RECORDS FOR THIS TASK —
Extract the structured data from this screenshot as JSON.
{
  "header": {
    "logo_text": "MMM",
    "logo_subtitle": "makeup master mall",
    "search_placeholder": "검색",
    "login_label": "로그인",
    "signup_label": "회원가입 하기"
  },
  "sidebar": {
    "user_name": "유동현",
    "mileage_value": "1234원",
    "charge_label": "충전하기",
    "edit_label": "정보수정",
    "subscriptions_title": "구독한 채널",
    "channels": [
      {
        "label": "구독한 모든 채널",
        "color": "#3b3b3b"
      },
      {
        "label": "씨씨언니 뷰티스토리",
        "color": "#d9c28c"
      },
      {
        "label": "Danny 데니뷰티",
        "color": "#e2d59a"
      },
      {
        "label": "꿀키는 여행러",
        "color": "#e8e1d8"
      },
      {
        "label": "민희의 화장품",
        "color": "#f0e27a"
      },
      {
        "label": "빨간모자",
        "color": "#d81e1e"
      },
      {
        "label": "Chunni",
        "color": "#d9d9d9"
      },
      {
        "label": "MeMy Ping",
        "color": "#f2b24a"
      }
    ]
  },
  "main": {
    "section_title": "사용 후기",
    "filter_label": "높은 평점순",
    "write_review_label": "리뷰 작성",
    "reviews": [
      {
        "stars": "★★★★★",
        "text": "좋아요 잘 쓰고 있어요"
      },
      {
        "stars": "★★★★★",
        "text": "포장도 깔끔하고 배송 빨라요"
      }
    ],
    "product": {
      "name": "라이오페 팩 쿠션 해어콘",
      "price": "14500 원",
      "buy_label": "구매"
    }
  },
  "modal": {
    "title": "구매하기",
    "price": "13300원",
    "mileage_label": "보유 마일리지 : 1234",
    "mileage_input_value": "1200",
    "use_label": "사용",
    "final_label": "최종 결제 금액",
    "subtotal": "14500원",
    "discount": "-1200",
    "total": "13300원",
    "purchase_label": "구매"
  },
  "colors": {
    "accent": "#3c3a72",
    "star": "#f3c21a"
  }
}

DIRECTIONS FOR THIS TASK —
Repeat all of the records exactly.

WORKED SOLUTION —
Extract the structured data from this screenshot as JSON.
{
  "header": {
    "logo_text": "MMM",
    "logo_subtitle": "makeup master mall",
    "search_placeholder": "검색",
    "login_label": "로그인",
    "signup_label": "회원가입 하기"
  },
  "sidebar": {
    "user_name": "유동현",
    "mileage_value": "1234원",
    "charge_label": "충전하기",
    "edit_label": "정보수정",
    "subscriptions_title": "구독한 채널",
    "channels": [
      {
        "label": "구독한 모든 채널",
        "color": "#3b3b3b"
      },
      {
        "label": "씨씨언니 뷰티스토리",
        "color": "#d9c28c"
      },
      {
        "label": "Danny 데니뷰티",
        "color": "#e2d59a"
      },
      {
        "label": "꿀키는 여행러",
        "color": "#e8e1d8"
      },
      {
        "label": "민희의 화장품",
        "color": "#f0e27a"
      },
      {
        "label": "빨간모자",
        "color": "#d81e1e"
      },
      {
        "label": "Chunni",
        "color": "#d9d9d9"
      },
      {
        "label": "MeMy Ping",
        "color": "#f2b24a"
      }
    ]
  },
  "main": {
    "section_title": "사용 후기",
    "filter_label": "높은 평점순",
    "write_review_label": "리뷰 작성",
    "reviews": [
      {
        "stars": "★★★★★",
        "text": "좋아요 잘 쓰고 있어요"
      },
      {
        "stars": "★★★★★",
        "text": "포장도 깔끔하고 배송 빨라요"
      }
    ],
    "product": {
      "name": "라이오페 팩 쿠션 해어콘",
      "price": "14500 원",
      "buy_label": "구매"
    }
  },
  "modal": {
    "title": "구매하기",
    "price": "13300원",
    "mileage_label": "보유 마일리지 : 1234",
    "mileage_input_value": "1200",
    "use_label": "사용",
    "final_label": "최종 결제 금액",
    "subtotal": "14500원",
    "discount": "-1200",
    "total": "13300원",
    "purchase_label": "구매"
  },
  "colors": {
    "accent": "#3c3a72",
    "star": "#f3c21a"
  }
}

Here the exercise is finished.